Playing Murphy's on Friday, July 6th, Minneapolis' Danny Commando Y Los Guapos are pretty highly regarded in their hometown, with a straightforward style that fits comfortably with the white-guy rock sound of recent Twin Cities exports such as Semisonic, Soul Asylum, the Jayhawks, and the Honeydogs. The Stonesy bar rock of guitar/bass/drums/trumpet that is captured on the group's most recent album, Hell Over Purgatory, is likely to remind some of Morphine, but I find it less uptight and more inviting. In a week that is light on notable bands, this unknown-in-these-parts outfit is definitely a risk worth taking. -- Chris Herrington

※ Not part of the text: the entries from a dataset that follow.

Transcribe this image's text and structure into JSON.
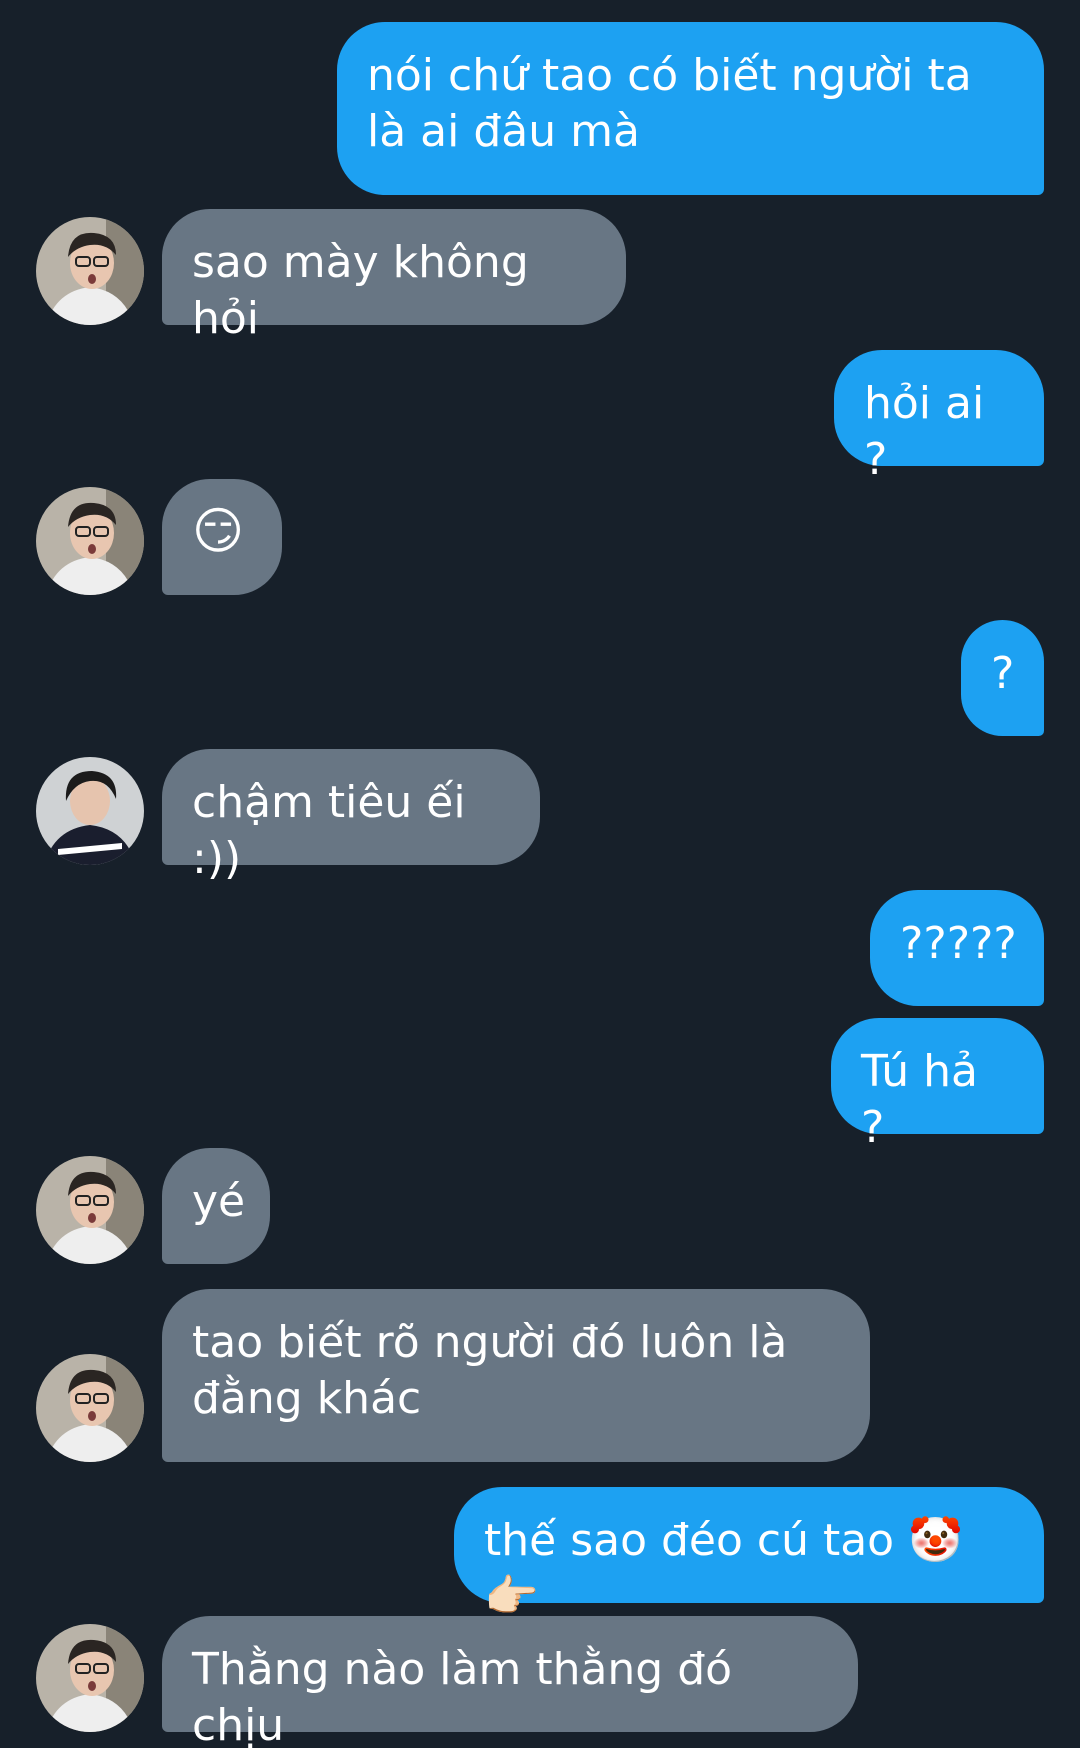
{
  "messages": [
    {
      "side": "out",
      "text": "nói chứ tao có biết người ta là ai đâu mà"
    },
    {
      "side": "in",
      "text": "sao mày không hỏi",
      "avatar": "avatar-a"
    },
    {
      "side": "out",
      "text": "hỏi ai ?"
    },
    {
      "side": "in",
      "text": "😏",
      "avatar": "avatar-a"
    },
    {
      "side": "out",
      "text": "?"
    },
    {
      "side": "in",
      "text": "chậm tiêu ếi :))",
      "avatar": "avatar-b"
    },
    {
      "side": "out",
      "text": "?????"
    },
    {
      "side": "out",
      "text": "Tú hả ?"
    },
    {
      "side": "in",
      "text": "yé",
      "avatar": "avatar-a"
    },
    {
      "side": "in",
      "text": "tao biết rõ người đó luôn là đằng khác",
      "avatar": "avatar-a"
    },
    {
      "side": "out",
      "text": "thế sao đéo cú tao 🤡👉🏻"
    },
    {
      "side": "in",
      "text": "Thằng nào làm thằng đó chịu",
      "avatar": "avatar-a"
    }
  ],
  "colors": {
    "background": "#17202a",
    "outgoing_bubble": "#1da1f2",
    "incoming_bubble": "#687684",
    "text": "#ffffff"
  }
}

They have great stage names: Eldorado Del Rey, Slim Electro, and Randy Valentine. They use a beat-up piece of Samsonite luggage instead of a kick drum. They have maracas. They are The Porch Ghouls, and their loose, loungy answer to that hypnotic hill-country sound that pours out of north Mississippi is a hip-shaking blast of cool punk ruckus in a town that sometimes takes its blues heritage way too seriously. Porch Ghouls shows can certainly be reverent and restrained but they can also be boozy, all-night danceathons capable of transforming any venue into a roadhouse Saturday night. Surprise visits from local rapper Hunchoe the Phenom raise the roof every time.
The Porch Ghouls will be playing a free show on Sunday, July 8th, at Shangri-La Records to commemorate the release of their first record, a cover-laden 10-inch recorded by '68 Comeback maestro Jeffrey Evans and put out by left-coast indie, Orange. The record includes yet another version of the classic song "Going Down South," which we all need about as much as a second appendix, so ridicule them mercilessly. Enjoy all the rest. -- Chris Davis